:: Task input
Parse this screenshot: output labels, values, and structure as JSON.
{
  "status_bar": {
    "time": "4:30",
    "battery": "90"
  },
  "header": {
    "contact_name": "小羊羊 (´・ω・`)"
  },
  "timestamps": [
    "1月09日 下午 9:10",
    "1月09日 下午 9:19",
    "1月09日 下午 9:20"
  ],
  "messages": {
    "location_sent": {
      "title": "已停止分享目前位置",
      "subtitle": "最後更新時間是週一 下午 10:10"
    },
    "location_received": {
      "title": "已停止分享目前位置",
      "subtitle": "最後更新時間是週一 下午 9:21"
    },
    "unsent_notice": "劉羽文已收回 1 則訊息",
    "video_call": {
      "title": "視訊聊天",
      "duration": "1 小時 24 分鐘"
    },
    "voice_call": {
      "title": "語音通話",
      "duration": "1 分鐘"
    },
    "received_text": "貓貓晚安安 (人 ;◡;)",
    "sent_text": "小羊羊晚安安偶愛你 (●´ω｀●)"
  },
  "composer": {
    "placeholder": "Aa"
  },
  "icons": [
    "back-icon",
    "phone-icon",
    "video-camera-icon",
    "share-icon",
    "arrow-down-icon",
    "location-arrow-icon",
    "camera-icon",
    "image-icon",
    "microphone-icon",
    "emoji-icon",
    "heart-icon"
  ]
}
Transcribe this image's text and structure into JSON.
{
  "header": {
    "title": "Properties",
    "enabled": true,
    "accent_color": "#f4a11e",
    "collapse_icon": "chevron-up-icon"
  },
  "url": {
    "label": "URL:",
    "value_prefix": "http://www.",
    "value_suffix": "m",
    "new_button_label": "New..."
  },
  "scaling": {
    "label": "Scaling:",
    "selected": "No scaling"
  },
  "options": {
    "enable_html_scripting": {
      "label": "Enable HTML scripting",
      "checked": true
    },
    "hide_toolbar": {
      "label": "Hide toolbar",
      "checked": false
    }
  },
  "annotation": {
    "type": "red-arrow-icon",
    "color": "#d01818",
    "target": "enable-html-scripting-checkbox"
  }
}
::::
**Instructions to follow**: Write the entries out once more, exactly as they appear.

**Exercise result**:
Parse this screenshot: output labels, values, and structure as JSON.
{
  "status_bar": {
    "time": "4:30",
    "battery": "90"
  },
  "header": {
    "contact_name": "小羊羊 (´・ω・`)"
  },
  "timestamps": [
    "1月09日 下午 9:10",
    "1月09日 下午 9:19",
    "1月09日 下午 9:20"
  ],
  "messages": {
    "location_sent": {
      "title": "已停止分享目前位置",
      "subtitle": "最後更新時間是週一 下午 10:10"
    },
    "location_received": {
      "title": "已停止分享目前位置",
      "subtitle": "最後更新時間是週一 下午 9:21"
    },
    "unsent_notice": "劉羽文已收回 1 則訊息",
    "video_call": {
      "title": "視訊聊天",
      "duration": "1 小時 24 分鐘"
    },
    "voice_call": {
      "title": "語音通話",
      "duration": "1 分鐘"
    },
    "received_text": "貓貓晚安安 (人 ;◡;)",
    "sent_text": "小羊羊晚安安偶愛你 (●´ω｀●)"
  },
  "composer": {
    "placeholder": "Aa"
  },
  "icons": [
    "back-icon",
    "phone-icon",
    "video-camera-icon",
    "share-icon",
    "arrow-down-icon",
    "location-arrow-icon",
    "camera-icon",
    "image-icon",
    "microphone-icon",
    "emoji-icon",
    "heart-icon"
  ]
}
Transcribe this image's text and structure into JSON.
{
  "header": {
    "title": "Properties",
    "enabled": true,
    "accent_color": "#f4a11e",
    "collapse_icon": "chevron-up-icon"
  },
  "url": {
    "label": "URL:",
    "value_prefix": "http://www.",
    "value_suffix": "m",
    "new_button_label": "New..."
  },
  "scaling": {
    "label": "Scaling:",
    "selected": "No scaling"
  },
  "options": {
    "enable_html_scripting": {
      "label": "Enable HTML scripting",
      "checked": true
    },
    "hide_toolbar": {
      "label": "Hide toolbar",
      "checked": false
    }
  },
  "annotation": {
    "type": "red-arrow-icon",
    "color": "#d01818",
    "target": "enable-html-scripting-checkbox"
  }
}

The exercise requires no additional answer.